Problem to work on:
Go through the entries and count the lines with the string "Book" in them. Give only that number.

Given records:
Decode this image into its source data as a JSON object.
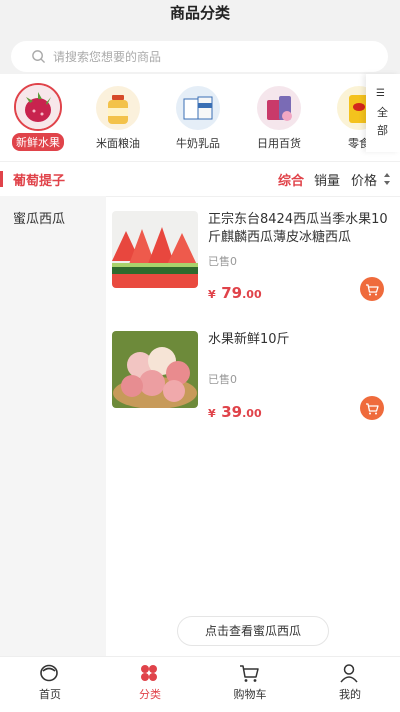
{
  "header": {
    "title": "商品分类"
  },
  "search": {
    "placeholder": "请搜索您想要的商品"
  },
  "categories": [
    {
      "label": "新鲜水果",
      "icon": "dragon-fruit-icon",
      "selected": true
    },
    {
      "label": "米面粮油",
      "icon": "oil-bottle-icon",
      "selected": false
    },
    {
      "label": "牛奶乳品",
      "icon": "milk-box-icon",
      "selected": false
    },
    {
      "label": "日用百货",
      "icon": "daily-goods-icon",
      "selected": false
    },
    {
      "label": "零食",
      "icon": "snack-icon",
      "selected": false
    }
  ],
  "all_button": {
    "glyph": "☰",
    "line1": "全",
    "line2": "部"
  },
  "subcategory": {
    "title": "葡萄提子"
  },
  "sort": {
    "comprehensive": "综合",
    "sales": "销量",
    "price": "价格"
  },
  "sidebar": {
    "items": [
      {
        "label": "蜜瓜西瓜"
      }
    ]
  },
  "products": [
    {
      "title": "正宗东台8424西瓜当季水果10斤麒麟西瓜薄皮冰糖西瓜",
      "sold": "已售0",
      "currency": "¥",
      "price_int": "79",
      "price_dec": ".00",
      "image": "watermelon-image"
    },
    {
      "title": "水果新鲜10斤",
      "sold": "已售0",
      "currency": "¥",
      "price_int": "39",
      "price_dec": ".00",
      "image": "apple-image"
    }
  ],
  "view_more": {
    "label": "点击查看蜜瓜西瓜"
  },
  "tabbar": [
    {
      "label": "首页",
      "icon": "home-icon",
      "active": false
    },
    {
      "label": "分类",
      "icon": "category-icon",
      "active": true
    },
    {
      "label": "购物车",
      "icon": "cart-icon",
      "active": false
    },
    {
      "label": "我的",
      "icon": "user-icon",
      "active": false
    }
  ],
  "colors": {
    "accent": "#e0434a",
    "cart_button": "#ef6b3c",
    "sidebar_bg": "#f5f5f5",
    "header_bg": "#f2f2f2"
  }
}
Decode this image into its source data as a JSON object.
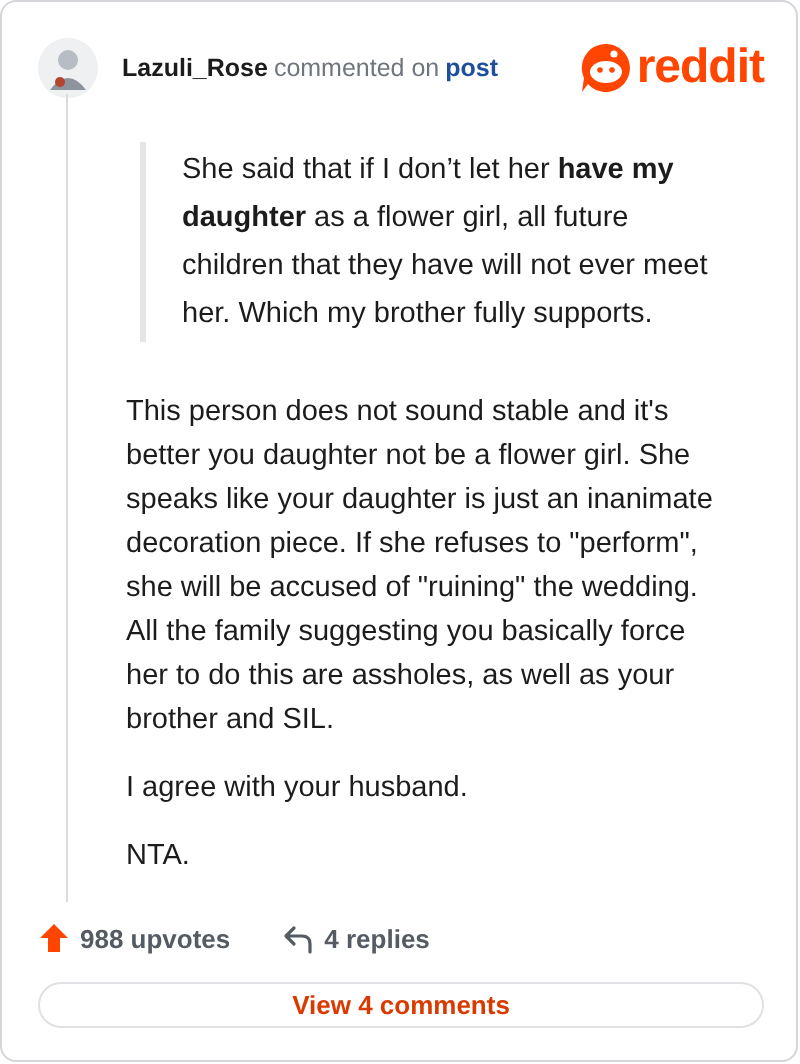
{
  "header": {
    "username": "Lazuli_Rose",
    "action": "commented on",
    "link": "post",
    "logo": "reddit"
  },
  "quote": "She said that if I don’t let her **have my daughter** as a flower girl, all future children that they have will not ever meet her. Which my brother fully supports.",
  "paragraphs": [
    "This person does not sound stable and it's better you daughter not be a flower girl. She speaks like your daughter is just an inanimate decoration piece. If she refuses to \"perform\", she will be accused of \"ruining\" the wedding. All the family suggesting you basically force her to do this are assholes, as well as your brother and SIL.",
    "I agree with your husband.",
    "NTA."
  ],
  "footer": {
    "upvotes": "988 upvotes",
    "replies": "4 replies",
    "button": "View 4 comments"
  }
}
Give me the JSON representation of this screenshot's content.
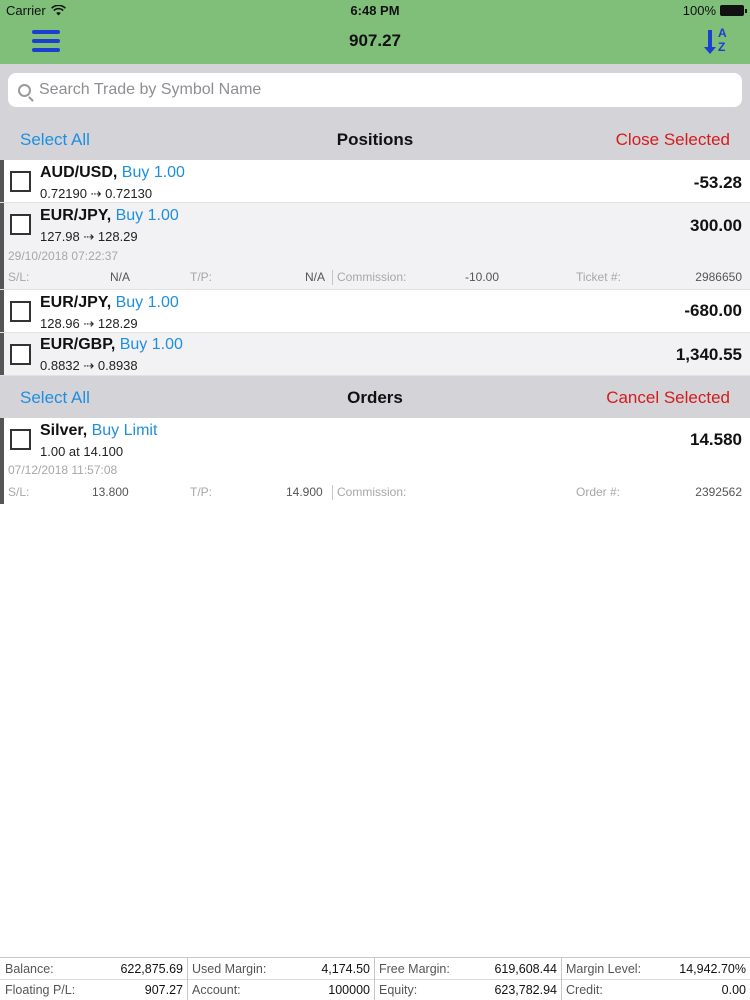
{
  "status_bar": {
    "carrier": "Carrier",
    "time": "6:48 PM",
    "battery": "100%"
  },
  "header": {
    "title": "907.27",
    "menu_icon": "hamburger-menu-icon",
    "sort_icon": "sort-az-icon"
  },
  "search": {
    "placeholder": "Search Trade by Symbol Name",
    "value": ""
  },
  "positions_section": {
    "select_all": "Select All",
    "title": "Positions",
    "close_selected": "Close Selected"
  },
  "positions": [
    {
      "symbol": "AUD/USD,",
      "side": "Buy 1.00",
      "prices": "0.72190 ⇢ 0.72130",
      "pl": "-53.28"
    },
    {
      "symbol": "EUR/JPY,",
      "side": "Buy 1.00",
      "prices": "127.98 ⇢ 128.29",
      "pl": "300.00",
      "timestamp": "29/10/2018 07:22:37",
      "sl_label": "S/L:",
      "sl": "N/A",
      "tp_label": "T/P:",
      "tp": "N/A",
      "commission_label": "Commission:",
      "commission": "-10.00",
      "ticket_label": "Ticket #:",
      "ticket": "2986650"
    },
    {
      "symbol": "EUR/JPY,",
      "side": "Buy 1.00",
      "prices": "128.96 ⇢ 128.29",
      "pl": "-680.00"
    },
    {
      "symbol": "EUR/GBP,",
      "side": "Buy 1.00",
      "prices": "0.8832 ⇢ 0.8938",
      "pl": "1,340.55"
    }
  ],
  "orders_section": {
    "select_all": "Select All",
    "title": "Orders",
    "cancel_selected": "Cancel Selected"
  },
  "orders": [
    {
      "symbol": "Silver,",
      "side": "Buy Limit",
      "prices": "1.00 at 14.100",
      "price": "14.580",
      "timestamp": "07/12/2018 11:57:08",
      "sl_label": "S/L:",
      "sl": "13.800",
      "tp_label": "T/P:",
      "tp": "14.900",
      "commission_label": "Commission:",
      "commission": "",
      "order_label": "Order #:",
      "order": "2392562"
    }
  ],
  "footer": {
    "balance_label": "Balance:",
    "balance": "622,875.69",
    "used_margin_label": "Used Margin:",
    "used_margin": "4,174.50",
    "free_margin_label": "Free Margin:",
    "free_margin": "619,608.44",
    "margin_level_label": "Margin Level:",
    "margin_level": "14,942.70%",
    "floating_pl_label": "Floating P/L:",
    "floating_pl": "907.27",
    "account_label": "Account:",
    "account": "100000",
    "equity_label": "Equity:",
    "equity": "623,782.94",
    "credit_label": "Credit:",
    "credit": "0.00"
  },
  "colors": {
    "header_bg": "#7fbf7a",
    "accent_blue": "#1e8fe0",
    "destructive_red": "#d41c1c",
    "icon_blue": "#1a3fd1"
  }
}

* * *

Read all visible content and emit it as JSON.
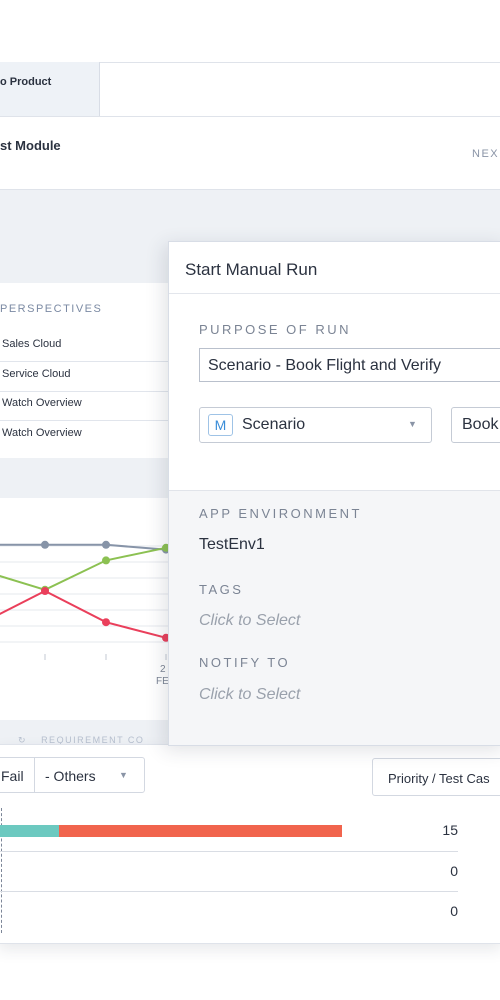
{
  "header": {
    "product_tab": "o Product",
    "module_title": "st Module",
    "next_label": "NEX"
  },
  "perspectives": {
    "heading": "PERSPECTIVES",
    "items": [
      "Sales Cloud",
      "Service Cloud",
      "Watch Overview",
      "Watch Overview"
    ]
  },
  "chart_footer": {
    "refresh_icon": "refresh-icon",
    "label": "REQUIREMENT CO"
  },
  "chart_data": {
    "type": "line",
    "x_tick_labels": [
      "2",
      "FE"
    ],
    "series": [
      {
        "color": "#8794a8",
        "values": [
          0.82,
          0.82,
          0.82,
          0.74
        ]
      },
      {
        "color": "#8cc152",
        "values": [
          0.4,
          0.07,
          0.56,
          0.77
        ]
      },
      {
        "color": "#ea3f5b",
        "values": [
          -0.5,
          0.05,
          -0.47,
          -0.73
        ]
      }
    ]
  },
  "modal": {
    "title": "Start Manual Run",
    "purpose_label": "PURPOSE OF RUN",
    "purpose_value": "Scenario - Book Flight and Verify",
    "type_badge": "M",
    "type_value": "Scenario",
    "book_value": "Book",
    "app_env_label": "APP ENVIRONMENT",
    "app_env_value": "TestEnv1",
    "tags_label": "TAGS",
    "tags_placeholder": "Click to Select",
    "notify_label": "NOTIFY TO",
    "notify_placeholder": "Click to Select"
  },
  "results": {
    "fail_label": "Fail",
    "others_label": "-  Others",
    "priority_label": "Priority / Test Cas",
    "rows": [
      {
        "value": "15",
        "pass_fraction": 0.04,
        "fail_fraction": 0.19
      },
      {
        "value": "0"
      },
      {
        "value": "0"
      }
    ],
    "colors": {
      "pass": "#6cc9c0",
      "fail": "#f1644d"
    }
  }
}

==

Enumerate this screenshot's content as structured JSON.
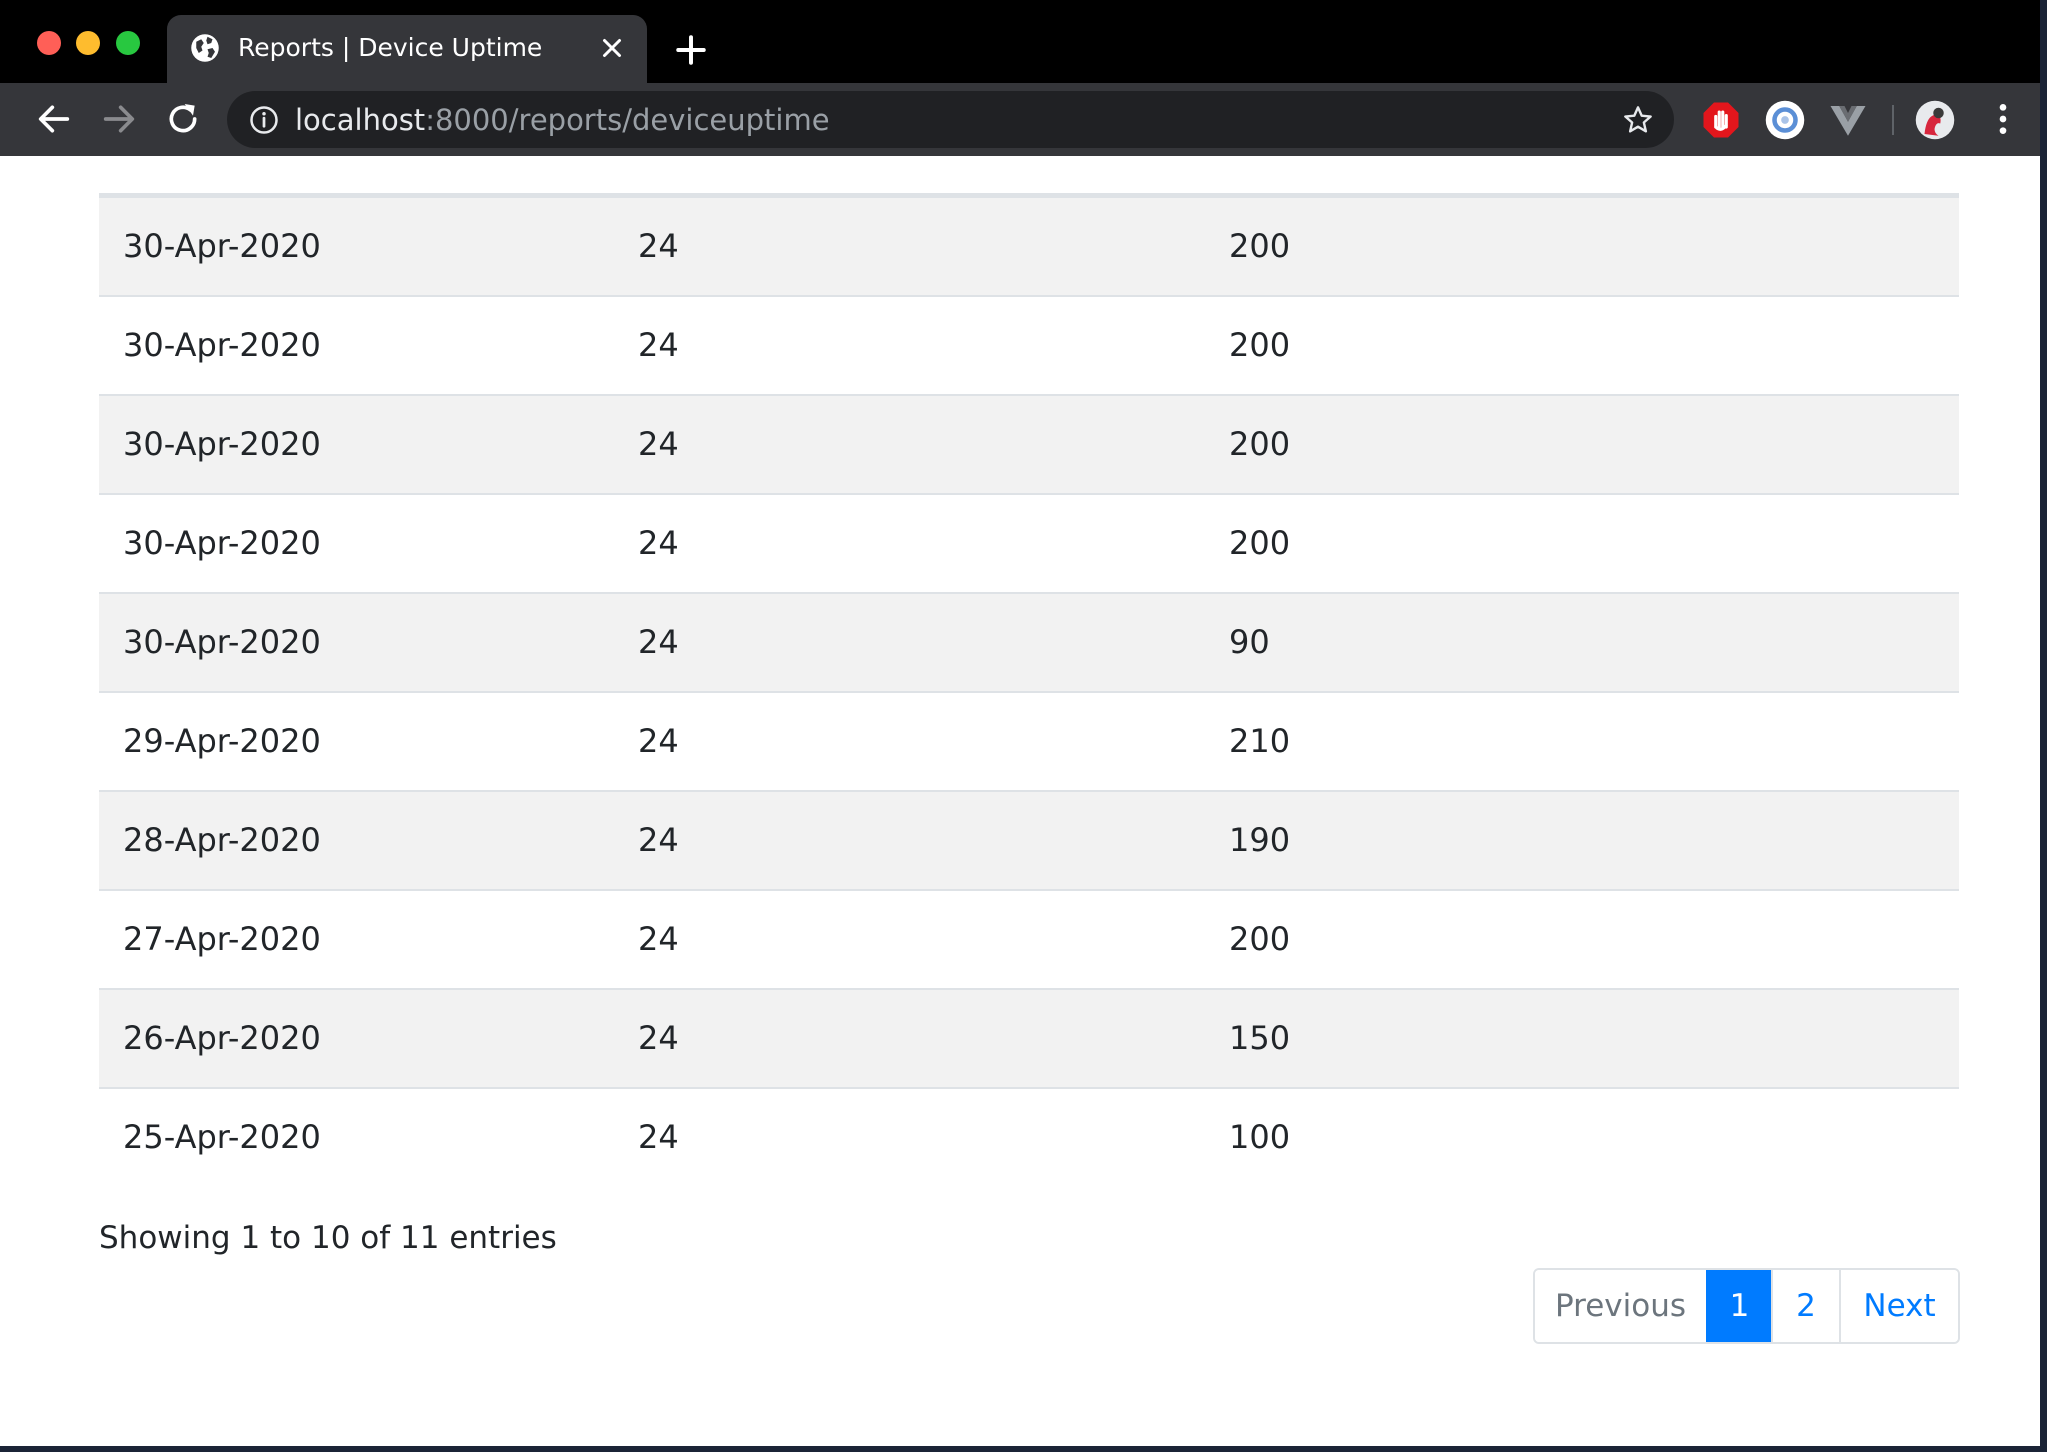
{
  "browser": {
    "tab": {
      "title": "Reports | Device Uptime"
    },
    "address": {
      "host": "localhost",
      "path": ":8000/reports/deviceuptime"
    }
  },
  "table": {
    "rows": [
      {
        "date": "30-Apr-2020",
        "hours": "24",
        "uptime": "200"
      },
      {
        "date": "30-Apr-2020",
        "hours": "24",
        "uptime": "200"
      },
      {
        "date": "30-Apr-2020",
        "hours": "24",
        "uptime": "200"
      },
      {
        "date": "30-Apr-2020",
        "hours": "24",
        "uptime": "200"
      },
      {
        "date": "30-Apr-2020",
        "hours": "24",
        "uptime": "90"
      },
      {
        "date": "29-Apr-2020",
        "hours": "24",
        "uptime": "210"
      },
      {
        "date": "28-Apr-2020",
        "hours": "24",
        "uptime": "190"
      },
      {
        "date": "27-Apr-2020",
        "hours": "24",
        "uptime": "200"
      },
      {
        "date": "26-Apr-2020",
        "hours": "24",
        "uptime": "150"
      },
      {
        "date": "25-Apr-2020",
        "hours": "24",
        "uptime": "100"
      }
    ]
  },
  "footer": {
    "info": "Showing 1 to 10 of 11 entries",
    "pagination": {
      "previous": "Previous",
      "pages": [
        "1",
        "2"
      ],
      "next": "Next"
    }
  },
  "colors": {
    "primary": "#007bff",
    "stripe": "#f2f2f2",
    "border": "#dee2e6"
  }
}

Finished exercise:
2